The applicant's long-term career goal is to develop into an independent investigator studying the etiology of schizophrenia. In order to achieve this objective, the applicant (Dr. Brady Maher) has prepared a Mentored Research Scientist Development Award (KOI) designed to: 1) acquire important technical and theoretical training in molecular biology and in utero electroporation techniques, while investigating gene expression and molecular interactions of schizophrenia susceptibility genes;and 2) prepare a competitive R01 grant proposal in order to establish an independent research program. The training proposed in the KOI application will be conducted in the context of a Career Development Plan. This Career Plan incorporates mentoring from an established molecular neuroscientist (Dr. Joe LoTurco),as well as important training opportunities for practical career development skills, workshops and Responsible Conduct of Research. The applicant as the commitment of resources and expertise from the Univ. of Connecticut, Dept. of Physiology and Neurobiology. The research portion of the Career Plan examines the role of DISCI, a schizophrenia susceptibility gene, in the development of cortical circuits. Dr. Maher's immediate goals are to develop an expertise in molecular biology and in utero electroporation. These techniques will be used to express various molecular constructs of DISCI into the developing mammalian brain to identify molecular signaling cascades important for cortical circuit development. Changes in circuit development will be measured functionally with electrophysiology. The proposed aims will test the hypothesis that mutations in DISCI lead to abnormal circuit formation that underlies schizophrenia. The results from these experiments are expected to increase our understanding of the impact that DISCI has on cortical development. This proposal is highly relevant to public health because approx. 1% of the population suffers from schizophrenia. Results from this proposal will identify important molecular cascades responsible for the etiology of schizophrenia and in so doing will provide potential therapeutic targets for its treatment. The overall training proposed will provide a basis upon which to develop a R01 proposal in Year 3.

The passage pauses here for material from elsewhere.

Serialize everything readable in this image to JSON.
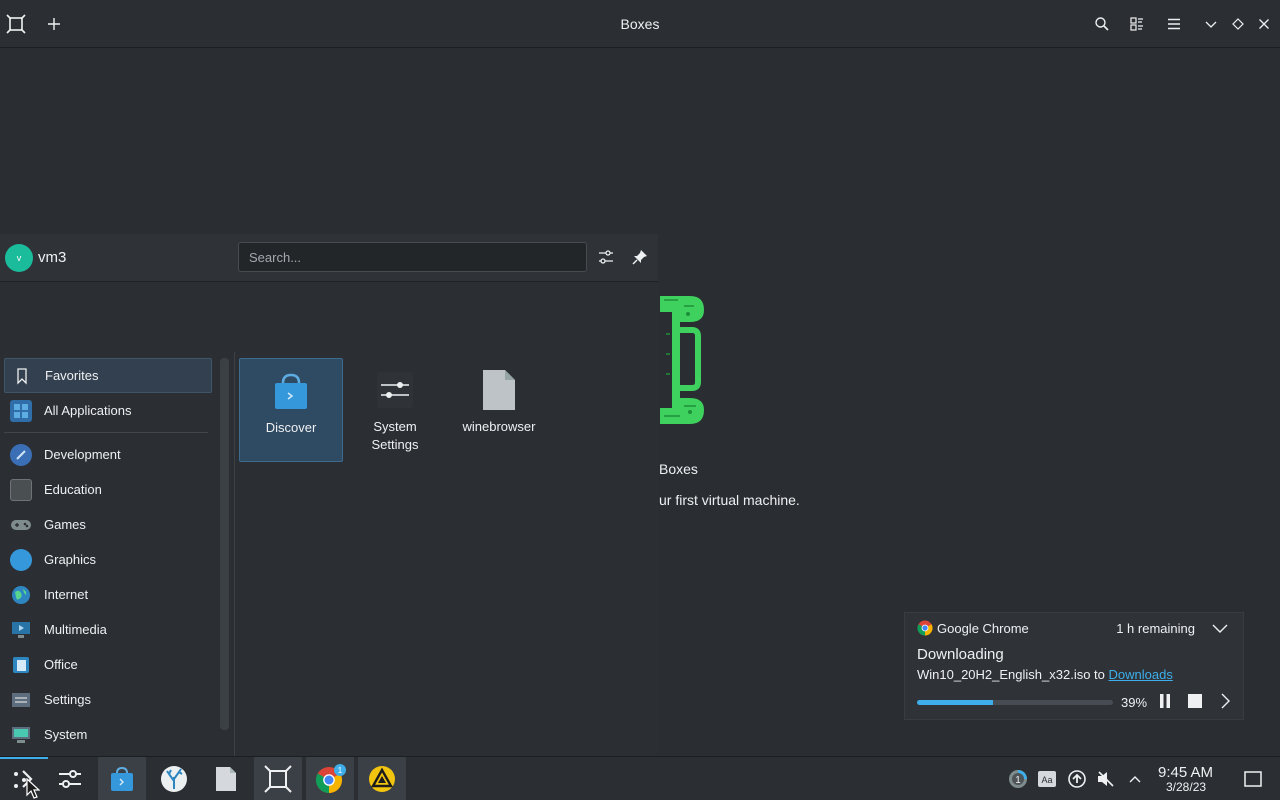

Public Health Relevance

The training and research proposed in this grant application are designed to explain how mutations in DISC1, a candidate susceptibility gene, affect the development of the prefrontal cortex. The results obtained from this proposal will provide potential therapeutic targets for the treatment and prevention of schizophrenia and other related disorders.

Agency
National Institute of Health (NIH)
Institute
National Institute of Mental Health (NIMH)
Type
Research Scientist Development Award - Research & Training (K01)
Project #
5K01MH086050-02
Application #
7808813
Study Section
Special Emphasis Panel (ZRG1-PMDA-A (01))
Program Officer
Vogel, Michael W
Project Start
2009-04-21
Project End
2012-03-31
Budget Start
2010-04-01
Budget End
2011-03-31
Support Year
2
Fiscal Year
2010
Total Cost
$144,244
Indirect Cost
Name
University of Connecticut
Department
Physiology
Type
Schools of Arts and Sciences
DUNS #
614209054
City
Storrs-Mansfield
State
CT
Country
United States
Zip Code
06269
Saito, A; Taniguchi, Y; Rannals, M D et al. (2016) Early postnatal GABAA receptor modulation reverses deficits in neuronal maturation in a conditional neurodevelopmental mouse model of DISC1. Mol Psychiatry 21:1449-59
Rannals, Matthew D; Hamersky, Gregory R; Page, Stephanie Cerceo et al. (2016) Psychiatric Risk Gene Transcription Factor 4 Regulates Intrinsic Excitability of Prefrontal Neurons via Repression of SCN10a and KCNQ1. Neuron 90:43-55
Maher, Brady J; LoTurco, Joseph J (2012) Disrupted-in-schizophrenia (DISC1) functions presynaptically at glutamatergic synapses. PLoS One 7:e34053
Zhu, Xiaoqin; Zuo, Hao; Maher, Brady J et al. (2012) Olig2-dependent developmental fate switch of NG2 cells. Development 139:2299-307
Girgenti, Matthew J; LoTurco, Joseph J; Maher, Brady J (2012) ZNF804a regulates expression of the schizophrenia-associated genes PRSS16, COMT, PDE4B, and DRD2. PLoS One 7:e32404